— EXERCISE —
Would you restate all of the entries verbatim, minus any images?

Stored dataset items
========
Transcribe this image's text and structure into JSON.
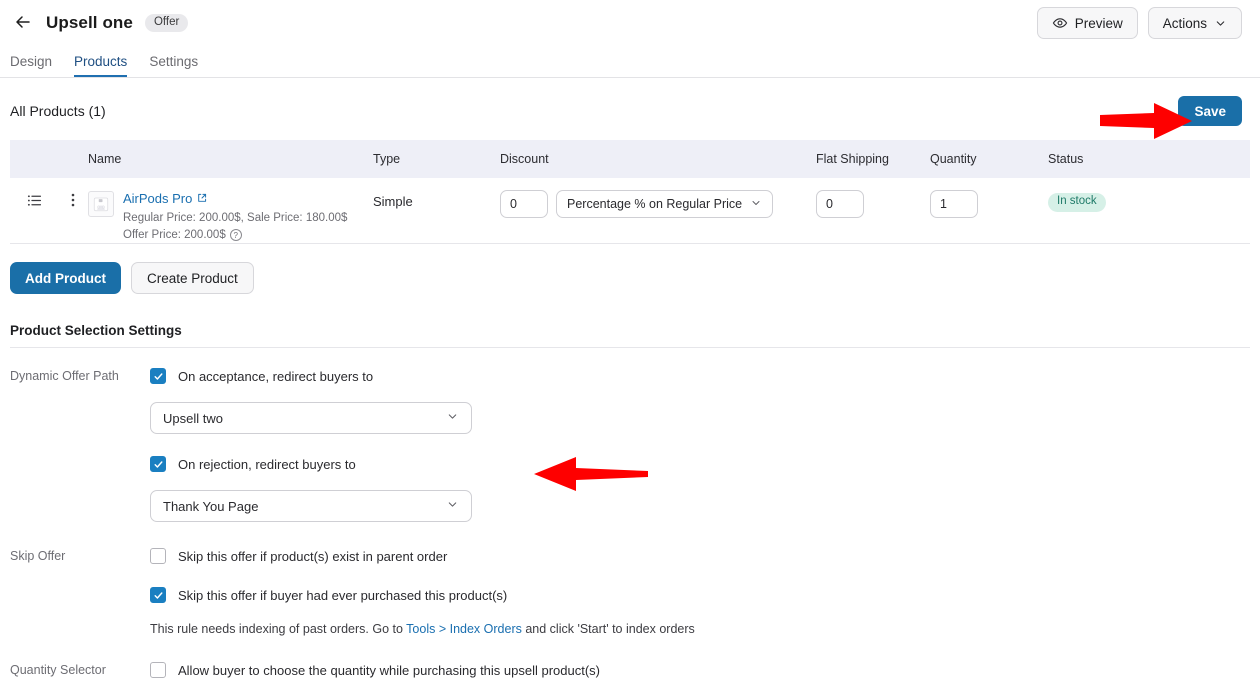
{
  "header": {
    "back_icon": "arrow-left-icon",
    "title": "Upsell one",
    "badge": "Offer",
    "preview_label": "Preview",
    "preview_icon": "eye-icon",
    "actions_label": "Actions",
    "actions_icon": "chevron-down-icon"
  },
  "tabs": [
    {
      "label": "Design",
      "active": false
    },
    {
      "label": "Products",
      "active": true
    },
    {
      "label": "Settings",
      "active": false
    }
  ],
  "products_section": {
    "title": "All Products (1)",
    "save_label": "Save"
  },
  "table": {
    "columns": [
      "Name",
      "Type",
      "Discount",
      "Flat Shipping",
      "Quantity",
      "Status"
    ],
    "rows": [
      {
        "drag_icon": "list-drag-icon",
        "menu_icon": "kebab-menu-icon",
        "thumbnail": "airpods-thumbnail",
        "name": "AirPods Pro",
        "external_icon": "external-link-icon",
        "meta_line1": "Regular Price: 200.00$, Sale Price: 180.00$",
        "meta_line2": "Offer Price: 200.00$",
        "help_icon": "question-mark-icon",
        "type": "Simple",
        "discount_value": "0",
        "discount_type": "Percentage % on Regular Price",
        "flat_shipping": "0",
        "quantity": "1",
        "status": "In stock"
      }
    ]
  },
  "actions": {
    "add_product": "Add Product",
    "create_product": "Create Product"
  },
  "settings": {
    "section_title": "Product Selection Settings",
    "dynamic_offer_path": {
      "label": "Dynamic Offer Path",
      "acceptance_checkbox": {
        "label": "On acceptance, redirect buyers to",
        "checked": true
      },
      "acceptance_select": "Upsell two",
      "rejection_checkbox": {
        "label": "On rejection, redirect buyers to",
        "checked": true
      },
      "rejection_select": "Thank You Page"
    },
    "skip_offer": {
      "label": "Skip Offer",
      "option1": {
        "label": "Skip this offer if product(s) exist in parent order",
        "checked": false
      },
      "option2": {
        "label": "Skip this offer if buyer had ever purchased this product(s)",
        "checked": true
      },
      "note_prefix": "This rule needs indexing of past orders. Go to ",
      "note_link": "Tools > Index Orders",
      "note_suffix": " and click 'Start' to index orders"
    },
    "quantity_selector": {
      "label": "Quantity Selector",
      "option": {
        "label": "Allow buyer to choose the quantity while purchasing this upsell product(s)",
        "checked": false
      }
    }
  },
  "annotations": {
    "arrow_save": "red-arrow-pointing-right",
    "arrow_offer_path": "red-arrow-pointing-left",
    "color": "#fe0000"
  }
}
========
— RESULT FOR THIS EXERCISE —
Transcribe this image's text and structure into JSON.
{
  "header": {
    "back_icon": "arrow-left-icon",
    "title": "Upsell one",
    "badge": "Offer",
    "preview_label": "Preview",
    "preview_icon": "eye-icon",
    "actions_label": "Actions",
    "actions_icon": "chevron-down-icon"
  },
  "tabs": [
    {
      "label": "Design",
      "active": false
    },
    {
      "label": "Products",
      "active": true
    },
    {
      "label": "Settings",
      "active": false
    }
  ],
  "products_section": {
    "title": "All Products (1)",
    "save_label": "Save"
  },
  "table": {
    "columns": [
      "Name",
      "Type",
      "Discount",
      "Flat Shipping",
      "Quantity",
      "Status"
    ],
    "rows": [
      {
        "drag_icon": "list-drag-icon",
        "menu_icon": "kebab-menu-icon",
        "thumbnail": "airpods-thumbnail",
        "name": "AirPods Pro",
        "external_icon": "external-link-icon",
        "meta_line1": "Regular Price: 200.00$, Sale Price: 180.00$",
        "meta_line2": "Offer Price: 200.00$",
        "help_icon": "question-mark-icon",
        "type": "Simple",
        "discount_value": "0",
        "discount_type": "Percentage % on Regular Price",
        "flat_shipping": "0",
        "quantity": "1",
        "status": "In stock"
      }
    ]
  },
  "actions": {
    "add_product": "Add Product",
    "create_product": "Create Product"
  },
  "settings": {
    "section_title": "Product Selection Settings",
    "dynamic_offer_path": {
      "label": "Dynamic Offer Path",
      "acceptance_checkbox": {
        "label": "On acceptance, redirect buyers to",
        "checked": true
      },
      "acceptance_select": "Upsell two",
      "rejection_checkbox": {
        "label": "On rejection, redirect buyers to",
        "checked": true
      },
      "rejection_select": "Thank You Page"
    },
    "skip_offer": {
      "label": "Skip Offer",
      "option1": {
        "label": "Skip this offer if product(s) exist in parent order",
        "checked": false
      },
      "option2": {
        "label": "Skip this offer if buyer had ever purchased this product(s)",
        "checked": true
      },
      "note_prefix": "This rule needs indexing of past orders. Go to ",
      "note_link": "Tools > Index Orders",
      "note_suffix": " and click 'Start' to index orders"
    },
    "quantity_selector": {
      "label": "Quantity Selector",
      "option": {
        "label": "Allow buyer to choose the quantity while purchasing this upsell product(s)",
        "checked": false
      }
    }
  },
  "annotations": {
    "arrow_save": "red-arrow-pointing-right",
    "arrow_offer_path": "red-arrow-pointing-left",
    "color": "#fe0000"
  }
}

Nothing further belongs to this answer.